Synopses & Reviews
This book offers an in-depth analysis of the confrontation between popular movements and repressive regimes in Central America during the three decades beginning in 1960, particularly in El Salvador and Guatemala. Examining both urban and rural groups as well as both nonviolent social movements and revolutionary movements, this study has two primary theoretical objectives. First, to clarify the impact of state violence on contentious political movements. Under what conditions will escalating repression provoke challengers to even greater activity (perhaps even the use of violence themselves) and under what conditions will it intimidate them back into passivity? Second, to defend the utility of the political process model for studying contentious movements, indeed, finding in this model the key to resolving the repression-protest paradox. The study is based on the most thorough set of events data on contentious political activities collected from Latin American countries.
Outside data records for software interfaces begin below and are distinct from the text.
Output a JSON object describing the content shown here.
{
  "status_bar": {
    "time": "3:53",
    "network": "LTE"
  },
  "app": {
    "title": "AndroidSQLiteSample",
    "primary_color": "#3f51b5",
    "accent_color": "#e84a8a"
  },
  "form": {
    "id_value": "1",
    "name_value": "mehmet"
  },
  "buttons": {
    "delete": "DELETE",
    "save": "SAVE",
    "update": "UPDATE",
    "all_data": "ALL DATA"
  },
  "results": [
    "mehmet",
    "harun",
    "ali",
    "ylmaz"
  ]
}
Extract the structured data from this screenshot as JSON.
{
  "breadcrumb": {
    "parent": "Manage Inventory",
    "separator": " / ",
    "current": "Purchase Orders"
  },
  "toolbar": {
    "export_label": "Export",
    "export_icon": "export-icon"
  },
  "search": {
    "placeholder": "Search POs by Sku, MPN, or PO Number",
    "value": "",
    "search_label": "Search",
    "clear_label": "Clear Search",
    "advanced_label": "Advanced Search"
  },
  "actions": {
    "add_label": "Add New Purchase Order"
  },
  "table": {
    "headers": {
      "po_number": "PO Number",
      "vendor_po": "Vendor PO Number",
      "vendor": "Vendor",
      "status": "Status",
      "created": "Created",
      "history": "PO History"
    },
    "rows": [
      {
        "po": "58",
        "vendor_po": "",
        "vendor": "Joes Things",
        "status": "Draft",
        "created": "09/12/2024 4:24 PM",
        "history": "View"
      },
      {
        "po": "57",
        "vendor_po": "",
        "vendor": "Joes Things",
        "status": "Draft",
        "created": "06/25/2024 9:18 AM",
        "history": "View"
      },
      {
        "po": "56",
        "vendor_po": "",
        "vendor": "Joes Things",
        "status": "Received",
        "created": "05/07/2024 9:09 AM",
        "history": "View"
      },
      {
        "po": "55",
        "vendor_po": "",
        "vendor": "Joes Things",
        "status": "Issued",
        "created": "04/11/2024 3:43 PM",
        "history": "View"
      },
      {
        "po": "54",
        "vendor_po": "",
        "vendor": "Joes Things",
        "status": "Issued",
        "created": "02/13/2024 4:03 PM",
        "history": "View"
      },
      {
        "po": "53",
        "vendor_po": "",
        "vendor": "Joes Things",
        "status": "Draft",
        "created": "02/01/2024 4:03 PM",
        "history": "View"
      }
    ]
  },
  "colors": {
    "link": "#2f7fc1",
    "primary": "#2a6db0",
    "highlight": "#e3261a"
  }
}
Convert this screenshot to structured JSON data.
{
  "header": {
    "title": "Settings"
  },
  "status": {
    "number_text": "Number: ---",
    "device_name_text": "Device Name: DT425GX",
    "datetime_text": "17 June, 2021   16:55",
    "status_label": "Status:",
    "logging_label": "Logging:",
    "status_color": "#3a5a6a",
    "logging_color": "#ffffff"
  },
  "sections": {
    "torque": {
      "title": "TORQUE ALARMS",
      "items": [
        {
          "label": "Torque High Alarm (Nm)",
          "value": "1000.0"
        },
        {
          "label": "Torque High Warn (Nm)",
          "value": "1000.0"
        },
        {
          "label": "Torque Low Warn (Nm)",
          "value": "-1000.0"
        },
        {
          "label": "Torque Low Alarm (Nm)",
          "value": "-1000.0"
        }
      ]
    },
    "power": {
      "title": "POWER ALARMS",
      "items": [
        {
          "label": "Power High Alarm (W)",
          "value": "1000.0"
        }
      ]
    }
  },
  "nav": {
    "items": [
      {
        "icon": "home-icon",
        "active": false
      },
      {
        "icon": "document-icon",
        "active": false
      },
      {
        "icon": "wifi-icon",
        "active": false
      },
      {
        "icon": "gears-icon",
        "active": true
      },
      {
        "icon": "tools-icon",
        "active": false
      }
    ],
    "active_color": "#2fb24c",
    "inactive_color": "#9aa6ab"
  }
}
"Brockett assesses the confrontation between popular movements and repressive regimes in Central America, particularly in El Salvador and Guatemala, from 1960 to present. Highly recommended." Choice"Charles Brockett's fine book approaches the collective action conundrum with a careful comparative case study of political mobilization of participation in the social movements that challenged the regimes of El Salvador and Guatemala during the 1970s and 1980s...Political Movements and Violence in Central America contributes importantly to our understanding of how citizens, organizations, and activists solved the collective action paradox in the immensely coercive political contexts of Guatemala and El Salvador...this excellent study persuades on many levels...Brockett here advances both the theory of contentious movements and our particular knowledge of the details of these two cases." - Political Science Quarterly, John A. Booth, University of North Texas
This analysis of the confrontation between popular movements and repressive regimes in Central America, particularly in El Salvador and Guatemala, examines urban and rural groups as well as nonviolent social movements and revolutionary movements over three decades from 1960 on. It studies the impact of state violence on contentious political movements and defends the political process model for studying such movements.
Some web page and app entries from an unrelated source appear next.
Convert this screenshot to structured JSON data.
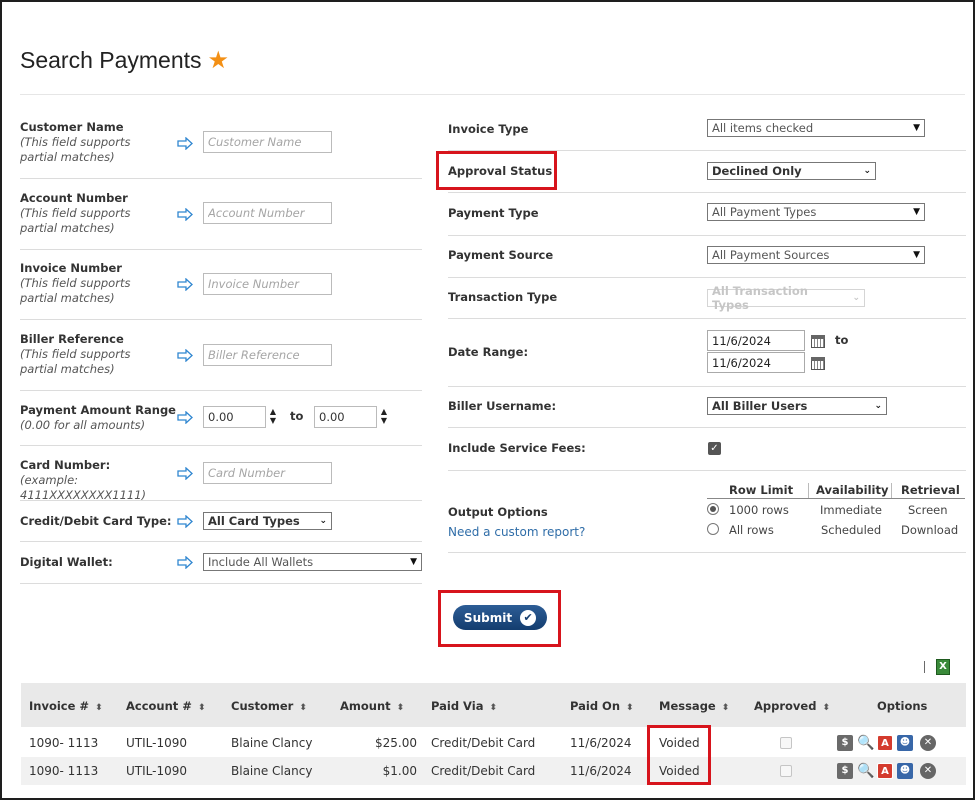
{
  "page": {
    "title": "Search Payments"
  },
  "left_form": {
    "customer_name": {
      "label": "Customer Name",
      "hint": "(This field supports partial matches)",
      "placeholder": "Customer Name"
    },
    "account_number": {
      "label": "Account Number",
      "hint": "(This field supports partial matches)",
      "placeholder": "Account Number"
    },
    "invoice_number": {
      "label": "Invoice Number",
      "hint": "(This field supports partial matches)",
      "placeholder": "Invoice Number"
    },
    "biller_reference": {
      "label": "Biller Reference",
      "hint": "(This field supports partial matches)",
      "placeholder": "Biller Reference"
    },
    "payment_amount_range": {
      "label": "Payment Amount Range",
      "hint": "(0.00 for all amounts)",
      "from": "0.00",
      "to_label": "to",
      "to": "0.00"
    },
    "card_number": {
      "label": "Card Number:",
      "hint": "(example: 4111XXXXXXXX1111)",
      "placeholder": "Card Number"
    },
    "card_type": {
      "label": "Credit/Debit Card Type:",
      "value": "All Card Types"
    },
    "digital_wallet": {
      "label": "Digital Wallet:",
      "value": "Include All Wallets"
    }
  },
  "right_form": {
    "invoice_type": {
      "label": "Invoice Type",
      "value": "All items checked"
    },
    "approval_status": {
      "label": "Approval Status",
      "value": "Declined Only"
    },
    "payment_type": {
      "label": "Payment Type",
      "value": "All Payment Types"
    },
    "payment_source": {
      "label": "Payment Source",
      "value": "All Payment Sources"
    },
    "transaction_type": {
      "label": "Transaction Type",
      "value": "All Transaction Types"
    },
    "date_range": {
      "label": "Date Range:",
      "from": "11/6/2024",
      "to_label": "to",
      "to": "11/6/2024"
    },
    "biller_username": {
      "label": "Biller Username:",
      "value": "All Biller Users"
    },
    "service_fees": {
      "label": "Include Service Fees:",
      "checked": true
    },
    "output_options": {
      "label": "Output Options",
      "link": "Need a custom report?",
      "headers": [
        "Row Limit",
        "Availability",
        "Retrieval"
      ],
      "rows": [
        {
          "limit": "1000 rows",
          "availability": "Immediate",
          "retrieval": "Screen",
          "selected": true
        },
        {
          "limit": "All rows",
          "availability": "Scheduled",
          "retrieval": "Download",
          "selected": false
        }
      ]
    }
  },
  "submit": {
    "label": "Submit"
  },
  "table": {
    "headers": [
      "Invoice #",
      "Account #",
      "Customer",
      "Amount",
      "Paid Via",
      "Paid On",
      "Message",
      "Approved",
      "Options"
    ],
    "rows": [
      {
        "invoice": "1090- 1113",
        "account": "UTIL-1090",
        "customer": "Blaine Clancy",
        "amount": "$25.00",
        "paid_via": "Credit/Debit Card",
        "paid_on": "11/6/2024",
        "message": "Voided"
      },
      {
        "invoice": "1090- 1113",
        "account": "UTIL-1090",
        "customer": "Blaine Clancy",
        "amount": "$1.00",
        "paid_via": "Credit/Debit Card",
        "paid_on": "11/6/2024",
        "message": "Voided"
      }
    ]
  },
  "colors": {
    "accent_star": "#f39015",
    "highlight_red": "#d7141c",
    "submit_blue": "#143d6f",
    "link_blue": "#2f6da8"
  }
}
This book studies the confrontation between popular movements and repressive regimes in Central America.
Table of Contents
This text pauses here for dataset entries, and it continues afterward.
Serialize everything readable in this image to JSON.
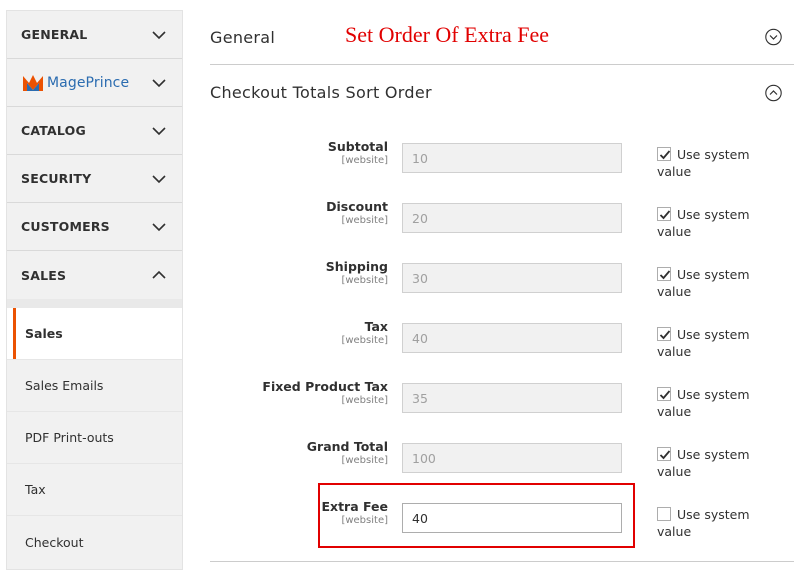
{
  "sidebar": {
    "sections": [
      {
        "label": "GENERAL",
        "icon": "chevron-down-icon"
      },
      {
        "brand": "MagePrince",
        "icon": "chevron-down-icon"
      },
      {
        "label": "CATALOG",
        "icon": "chevron-down-icon"
      },
      {
        "label": "SECURITY",
        "icon": "chevron-down-icon"
      },
      {
        "label": "CUSTOMERS",
        "icon": "chevron-down-icon"
      },
      {
        "label": "SALES",
        "icon": "chevron-up-icon"
      }
    ],
    "sales_items": [
      {
        "label": "Sales",
        "active": true
      },
      {
        "label": "Sales Emails"
      },
      {
        "label": "PDF Print-outs"
      },
      {
        "label": "Tax"
      },
      {
        "label": "Checkout"
      }
    ]
  },
  "main": {
    "general_title": "General",
    "annotation": "Set Order Of Extra Fee",
    "section_title": "Checkout Totals Sort Order",
    "rows": [
      {
        "label": "Subtotal",
        "scope": "[website]",
        "value": "10",
        "use_system": true
      },
      {
        "label": "Discount",
        "scope": "[website]",
        "value": "20",
        "use_system": true
      },
      {
        "label": "Shipping",
        "scope": "[website]",
        "value": "30",
        "use_system": true
      },
      {
        "label": "Tax",
        "scope": "[website]",
        "value": "40",
        "use_system": true
      },
      {
        "label": "Fixed Product Tax",
        "scope": "[website]",
        "value": "35",
        "use_system": true
      },
      {
        "label": "Grand Total",
        "scope": "[website]",
        "value": "100",
        "use_system": true
      },
      {
        "label": "Extra Fee",
        "scope": "[website]",
        "value": "40",
        "use_system": false
      }
    ],
    "use_system_label": "Use system value"
  },
  "colors": {
    "accent": "#eb5202",
    "annotation": "#e10000",
    "brand": "#2b6cb0"
  }
}
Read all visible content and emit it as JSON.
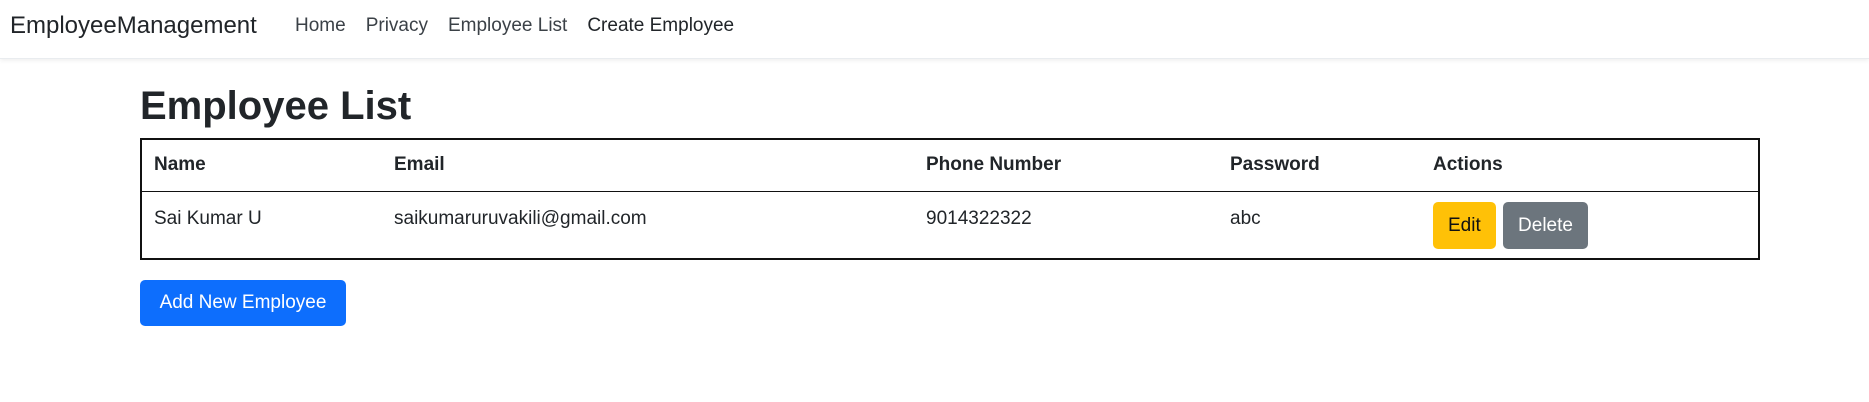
{
  "navbar": {
    "brand": "EmployeeManagement",
    "links": [
      "Home",
      "Privacy",
      "Employee List",
      "Create Employee"
    ]
  },
  "page": {
    "title": "Employee List"
  },
  "table": {
    "headers": [
      "Name",
      "Email",
      "Phone Number",
      "Password",
      "Actions"
    ],
    "rows": [
      {
        "name": "Sai Kumar U",
        "email": "saikumaruruvakili@gmail.com",
        "phone": "9014322322",
        "password": "abc",
        "edit_label": "Edit",
        "delete_label": "Delete"
      }
    ]
  },
  "add_button_label": "Add New Employee",
  "colors": {
    "primary": "#0d6efd",
    "warning": "#ffc107",
    "secondary": "#6c757d"
  }
}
Part I. From Grievances to Contentious Movements: 1. The social construction of grievances; 2. The emergence of urban contentious movements: El Salvador; 3. The emergence of urban contentious movements: Guatemala; 4. Contentious peasants and the problem of consciousness raising; Part II. Opportunity, Contention, and Repression: 5. Cycles of contention; 6. Changing political opportunities and contentious challengers: Guatemala; 7. Changing political opportunities and contentious challengers: El Salvador and Central America; 8. Contention and repression: Guatemala; 9. Contention and repression: El Salvador.